A sequence of events juggled the release dates for Boyz N da Hood's first album (issued on Bad Boy) and Young Jeezy's own widely distributed breakout (issued on Def Jam). Boyz N da Hood hit the Top Five the week it was released, and Young Jeezy -- the group's most visible member -- wound up releasing Let's Get It: Thug Motivation 101 only a month later. His prominence has come hard and fast (and not without a fair share of controversy), but in truth, he has been active in the underground since the mid-'90s. More a businessman than a traditional MC, his boasts are either deliberately pronounced or mush-mouthed and are often stamped with a druggy "Aaaayy!" Far from the South's best MC, he nonetheless makes up for it with his storytelling ability and obvious desire to inspire hard work, even if the "million dollar dreams" are followed by "federal nightmares." His mentality is almost permanently stuck on monetary gain, whether he's talking about moving "white" (his nickname is Snowman) or doing whatever necessary to keep up appearances. A definite product of the South, it's apparent throughout Let's Get It that his claim of being raised by the group UGK and the label No Limit is no joke. Like Boyz N da Hood, the album was made as if crunk never happened. Partial list of benefactors: Mannie Fresh, Trick Daddy, Young Buck, Bun B, Akon, Shawty Redd, ColliPark, Jazze Pha.
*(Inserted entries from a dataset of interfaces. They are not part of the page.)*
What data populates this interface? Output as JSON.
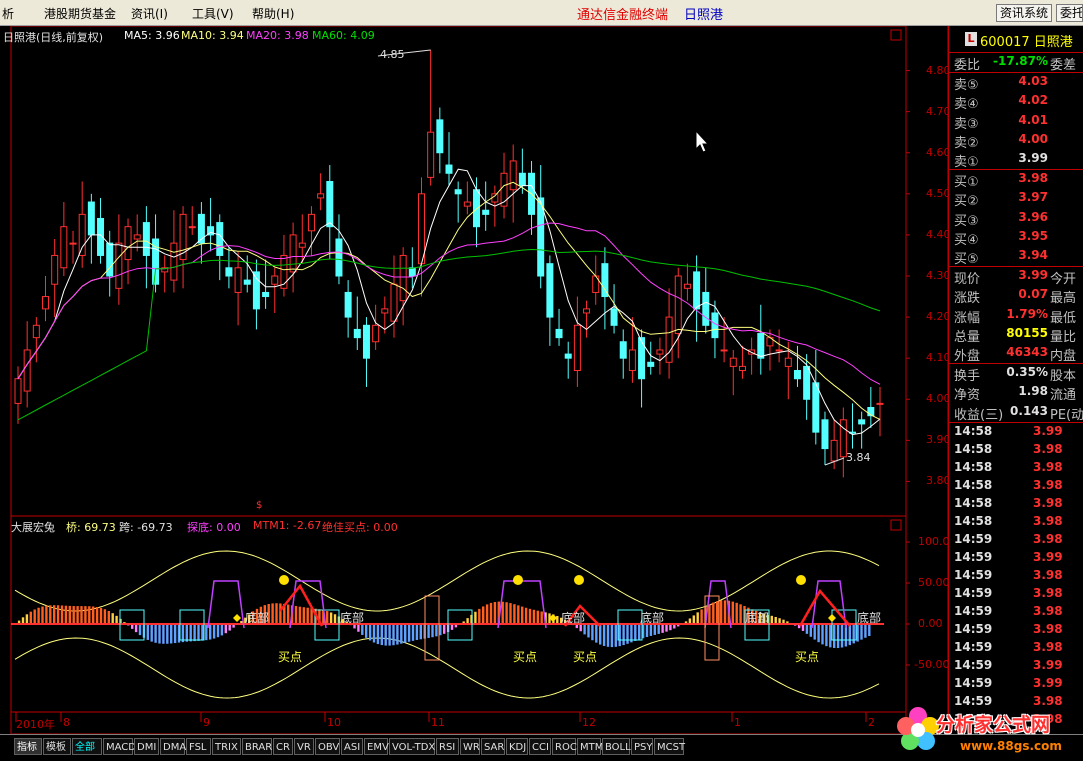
{
  "menu": {
    "items": [
      "析",
      "港股期货基金",
      "资讯(I)",
      "工具(V)",
      "帮助(H)"
    ],
    "app_title": "通达信金融终端",
    "stock_name": "日照港",
    "btn_news": "资讯系统",
    "btn_other": "委托"
  },
  "chart_header": {
    "title": "日照港(日线,前复权)",
    "ma5": "MA5: 3.96",
    "ma10": "MA10: 3.94",
    "ma20": "MA20: 3.98",
    "ma60": "MA60: 4.09",
    "high_mark": "4.85",
    "low_mark": "3.84",
    "dollar": "$"
  },
  "indicator_header": {
    "name": "大展宏兔",
    "qiao": "桥: 69.73",
    "kua": "跨: -69.73",
    "tandi": "探底: 0.00",
    "mtm": "MTM1: -2.67",
    "best": "绝佳买点: 0.00"
  },
  "price_axis": [
    "4.80",
    "4.70",
    "4.60",
    "4.50",
    "4.40",
    "4.30",
    "4.20",
    "4.10",
    "4.00",
    "3.90",
    "3.80"
  ],
  "ind_axis": [
    "100.0",
    "50.00",
    "0.00",
    "-50.00"
  ],
  "date_axis": [
    "2010年",
    "8",
    "9",
    "10",
    "11",
    "12",
    "1",
    "2"
  ],
  "annotations": {
    "bottom": "底部",
    "buy": "买点"
  },
  "quote": {
    "code": "600017",
    "name": "日照港",
    "badge": "L",
    "weibi_label": "委比",
    "weibi_value": "-17.87%",
    "weibi_extra": "委差",
    "sells": [
      {
        "label": "卖⑤",
        "price": "4.03"
      },
      {
        "label": "卖④",
        "price": "4.02"
      },
      {
        "label": "卖③",
        "price": "4.01"
      },
      {
        "label": "卖②",
        "price": "4.00"
      },
      {
        "label": "卖①",
        "price": "3.99"
      }
    ],
    "buys": [
      {
        "label": "买①",
        "price": "3.98"
      },
      {
        "label": "买②",
        "price": "3.97"
      },
      {
        "label": "买③",
        "price": "3.96"
      },
      {
        "label": "买④",
        "price": "3.95"
      },
      {
        "label": "买⑤",
        "price": "3.94"
      }
    ],
    "stats": [
      {
        "label": "现价",
        "value": "3.99",
        "extra": "今开",
        "color": "#ff3030"
      },
      {
        "label": "涨跌",
        "value": "0.07",
        "extra": "最高",
        "color": "#ff3030"
      },
      {
        "label": "涨幅",
        "value": "1.79%",
        "extra": "最低",
        "color": "#ff3030"
      },
      {
        "label": "总量",
        "value": "80155",
        "extra": "量比",
        "color": "#ffff00"
      },
      {
        "label": "外盘",
        "value": "46343",
        "extra": "内盘",
        "color": "#ff3030"
      }
    ],
    "stats2": [
      {
        "label": "换手",
        "value": "0.35%",
        "extra": "股本",
        "color": "#e0e0e0"
      },
      {
        "label": "净资",
        "value": "1.98",
        "extra": "流通",
        "color": "#e0e0e0"
      },
      {
        "label": "收益(三)",
        "value": "0.143",
        "extra": "PE(动",
        "color": "#e0e0e0"
      }
    ],
    "ticks": [
      {
        "time": "14:58",
        "price": "3.99"
      },
      {
        "time": "14:58",
        "price": "3.98"
      },
      {
        "time": "14:58",
        "price": "3.98"
      },
      {
        "time": "14:58",
        "price": "3.98"
      },
      {
        "time": "14:58",
        "price": "3.98"
      },
      {
        "time": "14:58",
        "price": "3.98"
      },
      {
        "time": "14:59",
        "price": "3.98"
      },
      {
        "time": "14:59",
        "price": "3.99"
      },
      {
        "time": "14:59",
        "price": "3.98"
      },
      {
        "time": "14:59",
        "price": "3.98"
      },
      {
        "time": "14:59",
        "price": "3.98"
      },
      {
        "time": "14:59",
        "price": "3.98"
      },
      {
        "time": "14:59",
        "price": "3.98"
      },
      {
        "time": "14:59",
        "price": "3.99"
      },
      {
        "time": "14:59",
        "price": "3.99"
      },
      {
        "time": "14:59",
        "price": "3.98"
      },
      {
        "time": "14:59",
        "price": "3.98"
      }
    ]
  },
  "tabs": [
    "指标",
    "模板",
    "全部",
    "MACD",
    "DMI",
    "DMA",
    "FSL",
    "TRIX",
    "BRAR",
    "CR",
    "VR",
    "OBV",
    "ASI",
    "EMV",
    "VOL-TDX",
    "RSI",
    "WR",
    "SAR",
    "KDJ",
    "CCI",
    "ROC",
    "MTM",
    "BOLL",
    "PSY",
    "MCST"
  ],
  "logo": {
    "line1": "分析家公式网",
    "line2": "www.88gs.com"
  },
  "colors": {
    "up": "#ff3030",
    "down": "#54ffff",
    "ma5": "#ffffff",
    "ma10": "#ffff80",
    "ma20": "#ff40ff",
    "ma60": "#00c000",
    "axis": "#c00000"
  },
  "chart_data": {
    "type": "candlestick",
    "title": "日照港(日线,前复权)",
    "ylim": [
      3.75,
      4.85
    ],
    "high": 4.85,
    "low": 3.84,
    "closes": [
      4.05,
      4.12,
      4.18,
      4.25,
      4.35,
      4.42,
      4.38,
      4.45,
      4.4,
      4.35,
      4.3,
      4.38,
      4.42,
      4.4,
      4.35,
      4.28,
      4.32,
      4.38,
      4.45,
      4.42,
      4.38,
      4.4,
      4.35,
      4.3,
      4.32,
      4.28,
      4.22,
      4.25,
      4.3,
      4.35,
      4.4,
      4.38,
      4.45,
      4.5,
      4.42,
      4.3,
      4.2,
      4.15,
      4.1,
      4.18,
      4.22,
      4.28,
      4.35,
      4.3,
      4.5,
      4.65,
      4.6,
      4.55,
      4.5,
      4.48,
      4.42,
      4.45,
      4.5,
      4.55,
      4.58,
      4.52,
      4.45,
      4.3,
      4.2,
      4.15,
      4.1,
      4.18,
      4.22,
      4.3,
      4.25,
      4.18,
      4.1,
      4.12,
      4.05,
      4.08,
      4.12,
      4.2,
      4.3,
      4.28,
      4.22,
      4.18,
      4.15,
      4.12,
      4.1,
      4.08,
      4.12,
      4.1,
      4.15,
      4.12,
      4.1,
      4.05,
      4.0,
      3.92,
      3.88,
      3.9,
      3.95,
      3.92,
      3.94,
      3.96,
      3.99
    ]
  }
}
AllMusic Review by Andy Kellman
feat: Mannie Fresh
feat: Bun B